Corbin Bleu Shows Off His Rapping Skills For 'In The Heights'

'High School Musical' alum says there's 'a certain honesty' to his Broadway character.

[artist id="2492851"]Corbin Bleu[/artist] might not be a singing Wildcat anymore, but these days, the "High School Musical" star is taking his skills from the halls of East High to the streets of New York for his Broadway debut in the Tony-winning play "In the Heights." The New York native admits that he couldn't help but relate to the show's lead character, whom he will play starting Monday (January 25).

"I play a character named Usnavi, who is the local bodega owner," he told MTV News while rehearsing for the show. "So it's the hub of the entire community. He is faced with thinking, 'Is this what I really want — the monotony of life?' But in the end, he realizes he has a wonderful life."

Bleu isn't new to the world of musicals, but the role does require him to do a little rapping. "The music in it and the dancing isn't something you get to see a lot on Broadway," he said, referencing the show's hip-hop and Latin influences. "[Usnavi] raps. He also is the narrator, and throughout the whole time, he [narrates] through rapping off the top of his head. He's a total dork. He doesn't really know how to dance. He's not very smooth when it comes to the ladies. There's a certain honesty to him."

Luckily for Bleu, the music makes the rapping thing come a lot more naturally. "Honestly, the music itself gives way to the rapping. That was something that came pretty easily, 'cause I've always been about rhythm. I grew up salsa dancing. I grew up dancing, period," he explained. "That part of it came naturally."

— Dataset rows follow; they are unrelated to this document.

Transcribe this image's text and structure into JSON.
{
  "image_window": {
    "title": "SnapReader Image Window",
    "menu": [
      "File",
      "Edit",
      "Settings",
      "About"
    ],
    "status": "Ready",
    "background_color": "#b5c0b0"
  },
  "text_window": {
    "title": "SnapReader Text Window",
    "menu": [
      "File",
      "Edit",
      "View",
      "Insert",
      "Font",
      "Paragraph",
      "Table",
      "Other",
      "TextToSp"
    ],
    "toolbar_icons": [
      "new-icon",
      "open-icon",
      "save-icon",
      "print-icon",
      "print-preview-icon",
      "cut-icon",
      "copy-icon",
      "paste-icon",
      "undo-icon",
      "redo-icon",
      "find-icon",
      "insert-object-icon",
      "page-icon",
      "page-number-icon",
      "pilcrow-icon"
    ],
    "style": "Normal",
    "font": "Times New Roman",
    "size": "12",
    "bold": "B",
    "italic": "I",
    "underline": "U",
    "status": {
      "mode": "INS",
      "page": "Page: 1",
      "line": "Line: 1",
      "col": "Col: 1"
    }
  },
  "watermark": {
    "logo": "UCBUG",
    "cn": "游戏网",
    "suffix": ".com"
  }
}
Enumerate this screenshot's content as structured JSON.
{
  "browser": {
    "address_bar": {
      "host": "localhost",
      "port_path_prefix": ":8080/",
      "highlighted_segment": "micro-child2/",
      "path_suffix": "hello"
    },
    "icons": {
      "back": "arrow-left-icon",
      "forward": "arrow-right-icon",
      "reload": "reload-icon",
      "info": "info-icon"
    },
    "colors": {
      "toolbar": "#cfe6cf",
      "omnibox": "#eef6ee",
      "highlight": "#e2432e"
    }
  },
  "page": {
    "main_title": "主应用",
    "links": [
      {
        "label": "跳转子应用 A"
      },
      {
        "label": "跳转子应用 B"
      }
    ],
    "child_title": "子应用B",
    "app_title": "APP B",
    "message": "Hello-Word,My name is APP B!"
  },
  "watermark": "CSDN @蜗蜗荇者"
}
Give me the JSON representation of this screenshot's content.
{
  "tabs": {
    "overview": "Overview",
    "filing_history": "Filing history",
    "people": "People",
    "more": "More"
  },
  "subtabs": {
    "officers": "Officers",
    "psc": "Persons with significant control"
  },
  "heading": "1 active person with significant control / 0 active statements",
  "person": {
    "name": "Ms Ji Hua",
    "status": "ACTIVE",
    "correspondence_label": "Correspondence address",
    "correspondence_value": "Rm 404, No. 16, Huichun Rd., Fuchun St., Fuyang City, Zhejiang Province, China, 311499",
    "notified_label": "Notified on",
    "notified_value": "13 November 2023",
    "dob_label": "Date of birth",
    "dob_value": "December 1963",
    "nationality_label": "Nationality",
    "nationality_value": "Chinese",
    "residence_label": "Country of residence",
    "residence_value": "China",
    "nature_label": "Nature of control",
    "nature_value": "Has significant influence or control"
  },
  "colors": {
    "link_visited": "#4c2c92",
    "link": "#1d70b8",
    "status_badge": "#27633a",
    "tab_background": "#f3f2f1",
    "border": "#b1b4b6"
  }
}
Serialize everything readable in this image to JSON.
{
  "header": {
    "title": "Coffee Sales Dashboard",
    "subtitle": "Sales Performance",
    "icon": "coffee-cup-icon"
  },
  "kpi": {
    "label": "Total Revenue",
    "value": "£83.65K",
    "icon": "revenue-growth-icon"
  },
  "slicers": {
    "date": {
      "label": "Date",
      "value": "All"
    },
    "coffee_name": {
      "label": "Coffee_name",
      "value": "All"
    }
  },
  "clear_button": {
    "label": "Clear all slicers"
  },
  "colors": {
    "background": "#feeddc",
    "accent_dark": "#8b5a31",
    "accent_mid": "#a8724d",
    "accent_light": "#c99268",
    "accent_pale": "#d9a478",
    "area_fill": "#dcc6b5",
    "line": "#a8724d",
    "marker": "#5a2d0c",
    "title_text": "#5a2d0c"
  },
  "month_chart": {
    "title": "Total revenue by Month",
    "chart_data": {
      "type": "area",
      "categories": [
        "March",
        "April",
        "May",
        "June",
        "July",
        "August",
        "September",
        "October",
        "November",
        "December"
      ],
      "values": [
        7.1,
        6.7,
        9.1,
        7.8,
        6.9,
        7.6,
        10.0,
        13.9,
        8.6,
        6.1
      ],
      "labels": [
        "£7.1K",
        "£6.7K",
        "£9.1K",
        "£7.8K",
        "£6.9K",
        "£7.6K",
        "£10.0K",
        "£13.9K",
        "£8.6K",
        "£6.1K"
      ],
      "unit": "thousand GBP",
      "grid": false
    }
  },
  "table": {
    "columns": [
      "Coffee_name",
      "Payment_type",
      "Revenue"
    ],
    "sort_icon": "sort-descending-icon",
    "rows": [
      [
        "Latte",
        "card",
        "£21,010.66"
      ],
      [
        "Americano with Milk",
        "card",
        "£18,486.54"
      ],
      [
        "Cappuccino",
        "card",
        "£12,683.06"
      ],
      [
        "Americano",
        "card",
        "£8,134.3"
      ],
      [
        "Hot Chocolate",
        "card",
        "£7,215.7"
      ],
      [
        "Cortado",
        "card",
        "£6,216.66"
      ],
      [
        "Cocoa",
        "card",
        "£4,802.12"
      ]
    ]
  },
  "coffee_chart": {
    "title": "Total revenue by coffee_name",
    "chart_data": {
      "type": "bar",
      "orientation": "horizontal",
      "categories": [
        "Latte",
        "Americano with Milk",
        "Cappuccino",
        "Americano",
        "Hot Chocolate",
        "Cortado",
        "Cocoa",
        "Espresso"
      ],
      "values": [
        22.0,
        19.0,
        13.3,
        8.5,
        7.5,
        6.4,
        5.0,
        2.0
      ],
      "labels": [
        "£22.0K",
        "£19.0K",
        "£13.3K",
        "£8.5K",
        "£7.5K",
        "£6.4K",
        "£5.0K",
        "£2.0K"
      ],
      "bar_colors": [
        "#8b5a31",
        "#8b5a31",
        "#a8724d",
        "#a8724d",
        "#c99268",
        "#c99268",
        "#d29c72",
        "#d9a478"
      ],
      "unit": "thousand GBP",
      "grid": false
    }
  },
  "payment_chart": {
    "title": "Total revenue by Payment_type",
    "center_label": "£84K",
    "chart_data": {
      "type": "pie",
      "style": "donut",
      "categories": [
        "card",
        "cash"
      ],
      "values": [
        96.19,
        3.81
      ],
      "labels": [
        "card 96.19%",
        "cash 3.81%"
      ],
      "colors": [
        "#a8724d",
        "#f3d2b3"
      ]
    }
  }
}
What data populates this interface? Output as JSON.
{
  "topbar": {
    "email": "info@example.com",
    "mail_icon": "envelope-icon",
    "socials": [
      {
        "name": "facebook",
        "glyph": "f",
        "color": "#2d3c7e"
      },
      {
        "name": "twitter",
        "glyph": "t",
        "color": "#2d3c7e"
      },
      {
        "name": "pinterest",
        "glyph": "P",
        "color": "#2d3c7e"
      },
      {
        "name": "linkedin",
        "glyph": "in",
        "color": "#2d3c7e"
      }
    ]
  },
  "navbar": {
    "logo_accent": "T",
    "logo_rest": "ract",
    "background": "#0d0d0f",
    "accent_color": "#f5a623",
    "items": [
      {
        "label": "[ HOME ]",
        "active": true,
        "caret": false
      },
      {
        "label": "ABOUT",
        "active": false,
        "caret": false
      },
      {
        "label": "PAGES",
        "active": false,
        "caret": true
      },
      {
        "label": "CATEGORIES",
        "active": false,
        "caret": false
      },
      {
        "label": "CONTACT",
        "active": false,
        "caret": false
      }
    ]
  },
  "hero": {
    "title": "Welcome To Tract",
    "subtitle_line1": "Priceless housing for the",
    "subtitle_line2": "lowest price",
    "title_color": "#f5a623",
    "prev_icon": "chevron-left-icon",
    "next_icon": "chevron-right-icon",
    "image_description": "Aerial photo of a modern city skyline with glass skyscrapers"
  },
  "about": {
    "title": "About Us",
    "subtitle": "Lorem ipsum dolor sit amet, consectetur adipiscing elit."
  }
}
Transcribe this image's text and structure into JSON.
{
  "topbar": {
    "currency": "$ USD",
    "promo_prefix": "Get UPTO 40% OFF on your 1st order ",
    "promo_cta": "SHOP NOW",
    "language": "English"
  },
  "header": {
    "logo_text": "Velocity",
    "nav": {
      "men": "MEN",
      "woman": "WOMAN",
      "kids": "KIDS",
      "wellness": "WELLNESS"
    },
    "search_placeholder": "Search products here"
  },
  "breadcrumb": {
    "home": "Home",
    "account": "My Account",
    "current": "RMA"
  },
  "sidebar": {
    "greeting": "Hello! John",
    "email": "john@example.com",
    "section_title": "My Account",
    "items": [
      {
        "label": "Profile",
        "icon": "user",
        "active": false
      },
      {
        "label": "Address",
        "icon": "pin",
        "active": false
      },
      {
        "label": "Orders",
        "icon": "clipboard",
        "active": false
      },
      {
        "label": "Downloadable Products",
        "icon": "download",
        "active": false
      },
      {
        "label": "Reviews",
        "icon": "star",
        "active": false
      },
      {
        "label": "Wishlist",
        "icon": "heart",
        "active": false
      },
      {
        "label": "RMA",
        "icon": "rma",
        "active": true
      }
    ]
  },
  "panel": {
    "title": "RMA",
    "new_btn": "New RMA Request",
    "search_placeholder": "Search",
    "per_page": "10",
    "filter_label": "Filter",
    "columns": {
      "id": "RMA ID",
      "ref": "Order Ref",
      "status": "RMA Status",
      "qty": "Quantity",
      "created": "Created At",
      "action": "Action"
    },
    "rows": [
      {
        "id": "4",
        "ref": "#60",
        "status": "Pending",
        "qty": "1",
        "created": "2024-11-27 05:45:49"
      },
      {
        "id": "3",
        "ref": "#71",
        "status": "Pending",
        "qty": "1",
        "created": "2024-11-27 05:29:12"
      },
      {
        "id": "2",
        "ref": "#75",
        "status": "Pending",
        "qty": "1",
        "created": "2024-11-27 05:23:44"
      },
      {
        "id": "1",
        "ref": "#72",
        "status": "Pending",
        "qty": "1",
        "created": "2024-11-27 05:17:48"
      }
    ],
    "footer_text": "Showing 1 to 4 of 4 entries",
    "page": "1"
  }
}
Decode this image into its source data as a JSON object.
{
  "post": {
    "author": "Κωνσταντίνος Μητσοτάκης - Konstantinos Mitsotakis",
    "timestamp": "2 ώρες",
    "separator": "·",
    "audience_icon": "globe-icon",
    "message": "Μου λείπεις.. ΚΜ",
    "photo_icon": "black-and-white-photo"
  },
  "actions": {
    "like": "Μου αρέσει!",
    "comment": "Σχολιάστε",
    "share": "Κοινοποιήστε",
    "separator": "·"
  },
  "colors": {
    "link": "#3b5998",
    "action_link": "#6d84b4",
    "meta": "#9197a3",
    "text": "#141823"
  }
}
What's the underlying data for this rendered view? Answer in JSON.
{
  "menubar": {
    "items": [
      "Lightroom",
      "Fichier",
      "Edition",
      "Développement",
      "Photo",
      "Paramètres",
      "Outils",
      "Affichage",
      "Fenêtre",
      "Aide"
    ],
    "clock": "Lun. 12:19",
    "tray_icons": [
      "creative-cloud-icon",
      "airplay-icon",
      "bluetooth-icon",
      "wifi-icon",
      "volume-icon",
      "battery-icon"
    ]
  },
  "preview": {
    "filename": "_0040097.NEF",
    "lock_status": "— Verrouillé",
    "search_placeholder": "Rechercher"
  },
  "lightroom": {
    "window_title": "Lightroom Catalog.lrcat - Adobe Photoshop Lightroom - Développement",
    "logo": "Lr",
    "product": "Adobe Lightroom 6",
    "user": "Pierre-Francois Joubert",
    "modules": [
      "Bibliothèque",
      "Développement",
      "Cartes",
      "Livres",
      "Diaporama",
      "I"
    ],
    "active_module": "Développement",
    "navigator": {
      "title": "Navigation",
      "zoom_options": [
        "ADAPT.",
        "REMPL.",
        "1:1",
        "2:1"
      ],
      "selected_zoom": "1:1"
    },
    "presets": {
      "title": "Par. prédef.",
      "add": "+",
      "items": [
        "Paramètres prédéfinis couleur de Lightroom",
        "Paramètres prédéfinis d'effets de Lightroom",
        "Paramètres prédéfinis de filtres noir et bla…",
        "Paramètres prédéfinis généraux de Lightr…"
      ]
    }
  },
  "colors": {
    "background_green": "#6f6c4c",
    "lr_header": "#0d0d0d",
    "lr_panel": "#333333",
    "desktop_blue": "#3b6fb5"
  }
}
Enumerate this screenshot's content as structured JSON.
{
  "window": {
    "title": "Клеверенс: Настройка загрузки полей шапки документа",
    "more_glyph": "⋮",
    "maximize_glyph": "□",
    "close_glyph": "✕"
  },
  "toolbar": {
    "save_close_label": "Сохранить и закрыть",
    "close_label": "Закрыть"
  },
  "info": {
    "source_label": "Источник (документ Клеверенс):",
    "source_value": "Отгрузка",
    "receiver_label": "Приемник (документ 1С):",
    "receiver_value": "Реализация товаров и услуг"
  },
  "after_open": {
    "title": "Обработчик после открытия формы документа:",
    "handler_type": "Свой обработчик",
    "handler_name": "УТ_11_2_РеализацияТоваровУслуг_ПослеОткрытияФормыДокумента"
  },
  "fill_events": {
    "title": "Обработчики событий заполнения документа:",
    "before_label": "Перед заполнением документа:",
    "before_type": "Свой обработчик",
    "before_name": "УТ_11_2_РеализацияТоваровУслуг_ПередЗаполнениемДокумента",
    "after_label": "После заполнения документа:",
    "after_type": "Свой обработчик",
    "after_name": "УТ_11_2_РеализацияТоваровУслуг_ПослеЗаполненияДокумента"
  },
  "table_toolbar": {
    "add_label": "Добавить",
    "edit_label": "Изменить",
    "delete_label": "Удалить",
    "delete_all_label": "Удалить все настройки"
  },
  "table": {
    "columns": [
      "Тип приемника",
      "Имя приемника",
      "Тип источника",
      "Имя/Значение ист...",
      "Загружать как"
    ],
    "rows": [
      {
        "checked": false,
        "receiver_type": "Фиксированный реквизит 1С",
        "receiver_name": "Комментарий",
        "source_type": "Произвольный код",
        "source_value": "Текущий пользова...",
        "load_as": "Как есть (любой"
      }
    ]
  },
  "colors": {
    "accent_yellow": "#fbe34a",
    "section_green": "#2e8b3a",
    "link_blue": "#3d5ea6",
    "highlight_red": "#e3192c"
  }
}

It should also be easy to play Usnavi because, like him, he grew up in New York. "I grew up in Brooklyn around all Dominicans and Puerto Ricans, so we were the only Italians on the block. I grew up eating [the cuisine]. I grew up with these characters, so it's a very real thing for me," he said. "I don't think there could be a better show to make a Broadway debut in than 'In the Heights.' "